If I had a late morning class, I would wake up and go on a run at the local park. This was one of my favorite activities because I got to continue doing what I love in another city. This made me feel at home. Then, I would walk to my host-university and be in class for about three or four hours. My classes were all in Spanish so this was the most challenging part of my day; I took classes in Spanish Business, Spanish Film, Spanish Contemporary Society, and Spanish Culture.
After class, I would walk back to my homestay and my host mom would make lunch for my roommate and I. After lunch, my roommate would usually siesta (I'm not much of a napper) and I would go explore the city. We lived about a 30 minute walk from Puerta del Sol (the city center) so this was a great way to see the city without riding the metro which was underground. A few hours later, I would return to the apartment and rest before dinner. After dinner, my friends and I would typically go out to a café to enjoy a glass of sangria and some tapas.
What did you enjoy doing on your freetime?
My friend and I had a list called "101 Things to do in Madrid Before You Die" and we were determined to do as many things as possible before the semester was over. This kept us from staying inside and taking a siesta and taught us so much about the city we called home for four months. Also, we never got bored by doing the same things over and over because we always had something new to see or do. Other than that, I got in the habit of going to the same three cafés before or after class to study and enjoy a cup of café con leche and talk to the baristas in Spanish. When I did this, I really felt like I was a local.
What type of accommodation did you choose? What did you like about it?
I chose to do a homestay with another roommate. I traveled to Madrid not knowing anyone so I was really worried about who I would be paired with for a roommate. My roommate and I ended up becoming best friends abroad. My host mom was a little on the older side, but this made our experience unique because she wasn't quite like a mother who nagged us to get home early or eat our vegetables. She reminded me of my grandma at home so I always felt like I had a little piece of home with me.

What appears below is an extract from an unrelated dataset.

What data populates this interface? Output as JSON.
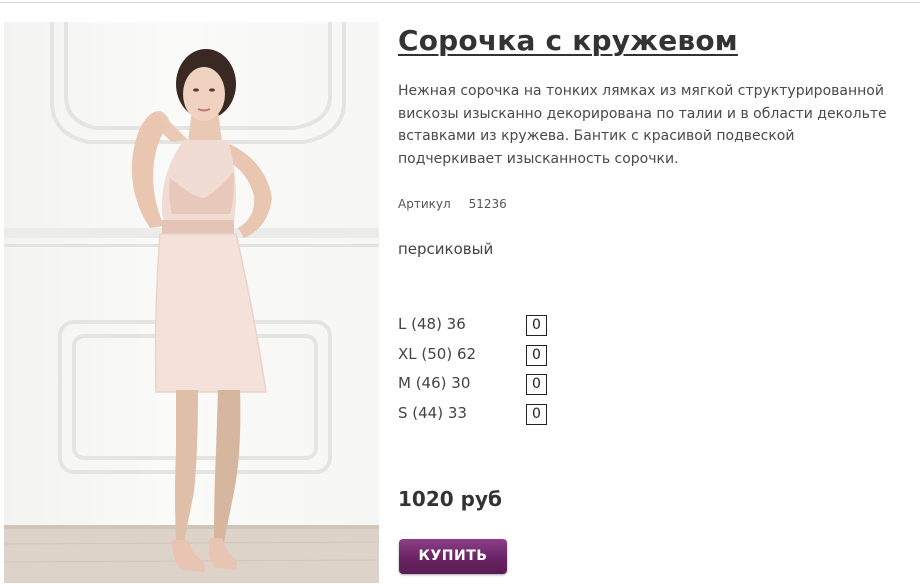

Our host mom has been hosting study abroad students from all over the world for more than 30 years so she knew how to take care of us. She would serve us a huge lunch everyday (that threw us into food comas) and understood that we Americans were not used to eating dinner at 10 p.m. like the Spaniards, so she would have dinner ready for us at 8:30 p.m. which was the perfect compromise. We lived in a piso which is like a Spanish house but in an apartment building. Our piso had five rooms so my roommate and I were fortunate enough to have our own rooms.
I really enjoyed living with a host mother because it forced me to speak Spanish (she didn't speak a lick of English). If I had lived with all American roommates, I don't think I would have become fluent at the end of my four months abroad. It was also very rewarding because she always shared her life with us and told us about the history and culture of Spain and Madrid.
How much has studying abroad impacted your life?
Studying abroad was probably the most rewarding experience I had while in college. I learned so much about the world and myself that I would have never learned if I had stayed in California all four years. Even a year and a half later, I miss my friends and experiences from my program and wish I could go back and do it all over.
I loved my experience so much that I came back and became a Global Ambassador for ISA. As a campus representative, I encourage prospective study abroad students to fulfill their dreams of going overseas for a semester, year or summer and help them with any questions or concerns they have.
Overall, my study abroad experience had a remarkable influence on the way I view life, others and the world. It inspired me to pursue a career in international affairs and to set goals to travel abroad to new places as much as I possibly can.